Educated kids = safer kids
Of the eight children in the KWWL Gun Test only six actually laid their hands on the gun. The group was a mix of kids from a variety of families. Some of the families are gun owners, some are not. However it must be noted that the two children who didn’t pick up the gun come from gun owning families whose parents had educated them about gun safety. This is encouraging, but there’s still work to be done. The Iowa Firearms Coalition is long time advocate of firearms safety. As demonstrated by KWWL’s Gun Test talking about guns and educating kids is a simple gun safety measure that clearly pays huge dividends. Unfortunately as KWWL now knows, Iowa law handicaps parents ability to remove their children’s natural curiosity.
The Eddie Eagle program is designed to specifically teach kids what to do if they find a gun. STOP. Don’t Touch. Run Away. Tell a Grown-up.
The National Rifle Association’s Eddie Eagle program addresses scenarios such as the one laid out in KWWL’s Gun Test head on. For those of you not familiar the Eddie Eagle program is specifically tailored to teach young kids what to do should they ever come across a gun. The message is simple, if you see a gun:
2) Don’t Touch
3) Run Away
4) Tell A Grown-up
Whether you’re a gun owner or not, teaching your kids this message is invaluable and the Iowa Firearms Coalition highly encourages it. Reviewing this message on a regular basis is critical. It won’t be successful if it’s just a one time thing. Teaching kids to respect firearms, and addressing their natural curiosity are two of the very best things that can be done to keep kids safe.
Child Safety & Parental Rights Act
KWWL, it’s great that you want to talk about gun safety. We’re in agreement, everyone, everywhere to talk to their kids about what to do if they find a gun. But please, don’t stack the deck against a group of small children for dramatic effect during a ratings period. Instead of setting them up to fail, why not set them up for success? At the very least you could have brought in an additional group of kids and prepped them using the Eddie Eagle program then aired the results of that experiment as well.
And finally, please, before putting unsupervised kids in a room with a gun, even if it is unloaded, make sure you know the law. We all know that ignorance of the law is no excuse. That’s especially true if you’re breaking the law in front of tens of thousands of impressionable viewers.

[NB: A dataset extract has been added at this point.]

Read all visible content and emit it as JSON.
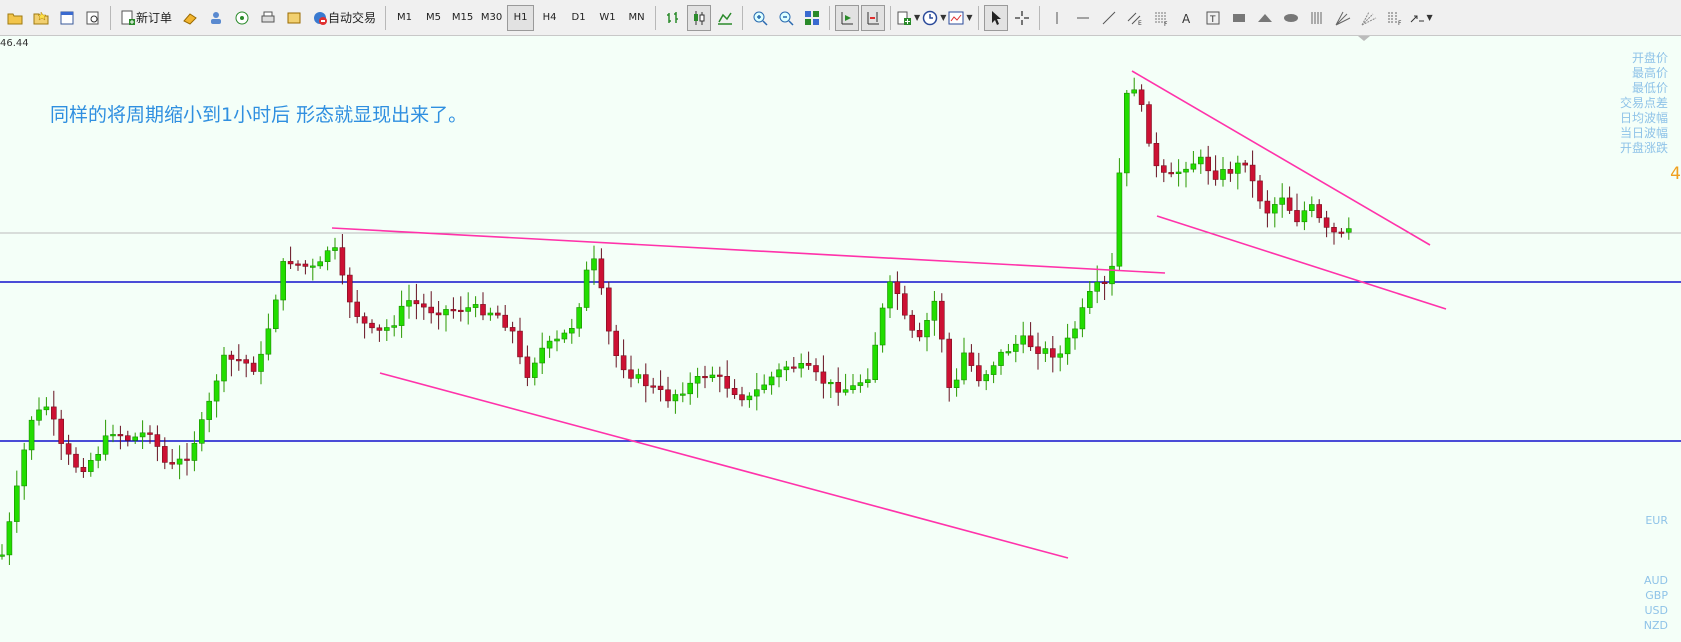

The Iowa Firearms Coalition is leading the charge to repeal Iowa’s ban on supervised youth shooting and gun safety training. House File 2042, the Youth Safety and Parental Rights Act would give parents the freedom to educate their kids on proper gun safety at a young age. True gun safety can’t be legislated. Our kids must be educated. Removing a child’s natural curiosity and teaching them to stop, don’t touch, leave, and tell a grown up is the only way to keep them safe in every situation. “Curiosity is killing our kids” says Goodman, quite simply we want Iowa families to have every option available to remove that curiosity.

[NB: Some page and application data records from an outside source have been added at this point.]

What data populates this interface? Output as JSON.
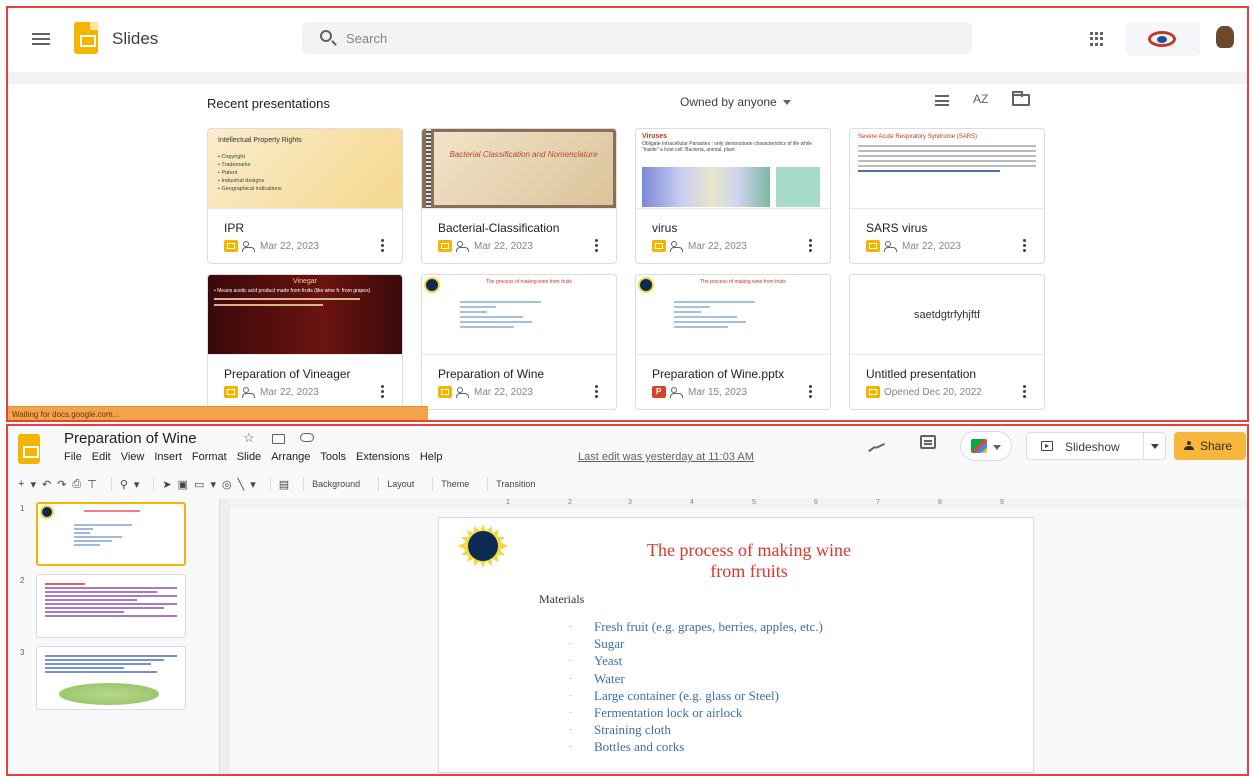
{
  "home": {
    "app_title": "Slides",
    "search_placeholder": "Search",
    "recent_title": "Recent presentations",
    "owner_filter": "Owned by anyone",
    "sort_label": "AZ",
    "status_text": "Waiting for docs.google.com...",
    "presentations": [
      {
        "name": "IPR",
        "date": "Mar 22, 2023",
        "type": "slides",
        "thumb": {
          "title": "Intellectual Property Rights",
          "bullets": [
            "• Copyright",
            "• Trademarks",
            "• Patent",
            "• Industrial designs",
            "• Geographical indications"
          ]
        }
      },
      {
        "name": "Bacterial-Classification",
        "date": "Mar 22, 2023",
        "type": "slides",
        "thumb": {
          "title": "Bacterial Classification and Nomenclature"
        }
      },
      {
        "name": "virus",
        "date": "Mar 22, 2023",
        "type": "slides",
        "thumb": {
          "title": "Viruses",
          "text": "Obligate Intracellular Parasites : only demonstrate characteristics of life while \"inside\" a host cell. Bacteria, animal, plant"
        }
      },
      {
        "name": "SARS virus",
        "date": "Mar 22, 2023",
        "type": "slides",
        "thumb": {
          "title": "Severe Acute Respiratory Syndrome (SARS)"
        }
      },
      {
        "name": "Preparation of Vineager",
        "date": "Mar 22, 2023",
        "type": "slides",
        "thumb": {
          "title": "Vinegar",
          "text": "• Means acetic acid product made from fruits (like wine fr. from grapes)"
        }
      },
      {
        "name": "Preparation of Wine",
        "date": "Mar 22, 2023",
        "type": "slides",
        "thumb": {
          "title": "The process of making wine from fruits"
        }
      },
      {
        "name": "Preparation of Wine.pptx",
        "date": "Mar 15, 2023",
        "type": "pptx",
        "thumb": {
          "title": "The process of making wine from fruits"
        }
      },
      {
        "name": "Untitled presentation",
        "date": "Opened Dec 20, 2022",
        "type": "slides",
        "thumb": {
          "title": "saetdgtrfyhjftf"
        }
      }
    ]
  },
  "editor": {
    "doc_title": "Preparation of Wine",
    "menu": [
      "File",
      "Edit",
      "View",
      "Insert",
      "Format",
      "Slide",
      "Arrange",
      "Tools",
      "Extensions",
      "Help"
    ],
    "last_edit": "Last edit was yesterday at 11:03 AM",
    "slideshow_label": "Slideshow",
    "share_label": "Share",
    "toolbar": {
      "background": "Background",
      "layout": "Layout",
      "theme": "Theme",
      "transition": "Transition"
    },
    "ruler_marks": [
      "1",
      "2",
      "3",
      "4",
      "5",
      "6",
      "7",
      "8",
      "9"
    ],
    "slide_numbers": [
      "1",
      "2",
      "3"
    ],
    "slide": {
      "title_line1": "The process of making wine",
      "title_line2": "from fruits",
      "materials_label": "Materials",
      "materials": [
        "Fresh fruit (e.g. grapes, berries, apples, etc.)",
        "Sugar",
        "Yeast",
        "Water",
        "Large container (e.g. glass or Steel)",
        "Fermentation lock or airlock",
        "Straining cloth",
        "Bottles and corks"
      ]
    }
  },
  "colors": {
    "accent": "#f4b400",
    "frame": "#e8403c",
    "title_red": "#e0352e",
    "list_blue": "#3f6bb5"
  }
}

The Iowa Firearms Coalition is fighting for this repeal so people like Ms. Goodman, and Lieutenant McClelland don’t have to worry about committing a criminal act when teaching kids about gun safety. But most importantly we’re fighting for change because the safety of tens of thousands of families and children in Iowa should never be put in jeopardy because a misguided and little known law makes teaching kids to shoot a crime.

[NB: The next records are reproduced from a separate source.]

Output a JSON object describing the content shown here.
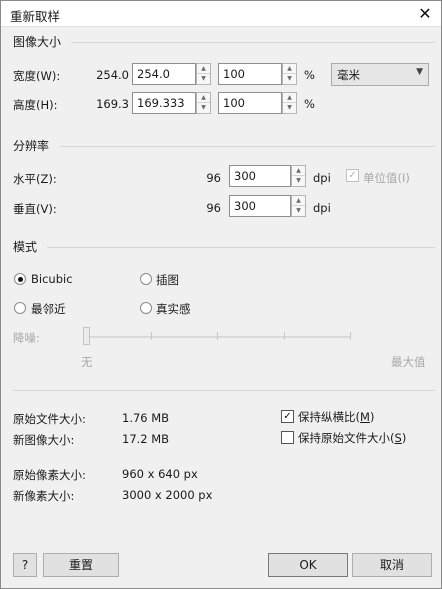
{
  "window": {
    "title": "重新取样",
    "close_glyph": "✕"
  },
  "image_size": {
    "group_title": "图像大小",
    "width": {
      "label": "宽度(W):",
      "original": "254.0",
      "value": "254.0",
      "percent": "100",
      "percent_unit": "%"
    },
    "height": {
      "label": "高度(H):",
      "original": "169.3",
      "value": "169.333",
      "percent": "100",
      "percent_unit": "%"
    },
    "unit_select": {
      "value": "毫米"
    }
  },
  "resolution": {
    "group_title": "分辨率",
    "horizontal": {
      "label": "水平(Z):",
      "original": "96",
      "value": "300",
      "unit": "dpi"
    },
    "vertical": {
      "label": "垂直(V):",
      "original": "96",
      "value": "300",
      "unit": "dpi"
    },
    "unit_value_checkbox": {
      "label": "单位值(I)",
      "checked": true,
      "enabled": false
    }
  },
  "mode": {
    "group_title": "模式",
    "options": [
      {
        "label": "Bicubic",
        "selected": true
      },
      {
        "label": "插图",
        "selected": false
      },
      {
        "label": "最邻近",
        "selected": false
      },
      {
        "label": "真实感",
        "selected": false
      }
    ],
    "noise": {
      "label": "降噪:",
      "min_label": "无",
      "max_label": "最大值",
      "value_fraction": 0
    }
  },
  "info": {
    "original_file_size": {
      "label": "原始文件大小:",
      "value": "1.76 MB"
    },
    "new_image_size": {
      "label": "新图像大小:",
      "value": "17.2 MB"
    },
    "original_pixel_size": {
      "label": "原始像素大小:",
      "value": "960 x 640 px"
    },
    "new_pixel_size": {
      "label": "新像素大小:",
      "value": "3000 x 2000 px"
    }
  },
  "options": {
    "keep_aspect": {
      "label": "保持纵横比(",
      "key": "M",
      "suffix": ")",
      "checked": true
    },
    "keep_original_size": {
      "label": "保持原始文件大小(",
      "key": "S",
      "suffix": ")",
      "checked": false
    }
  },
  "buttons": {
    "help": "?",
    "reset": "重置",
    "ok": "OK",
    "cancel": "取消"
  },
  "icons": {
    "check_glyph": "✓",
    "spin_up": "▲",
    "spin_down": "▼",
    "dropdown": "▼"
  }
}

Iowa Firearms Coalition is an entirely volunteer, grassroots, Second Amendment advocacy group. Responsible for bringing uniformity to Iowa’s Permit to Carry process, IFC’s members work to protect and enhance Second Amendment rights in Iowa. An affiliate of the National Rifle Association, the IFC actively seeks to foster and promote the shooting sports. Sign up for our email list for the latest on Second Amendment issues in Iowa. You can support our work by becoming a member, or making a donation.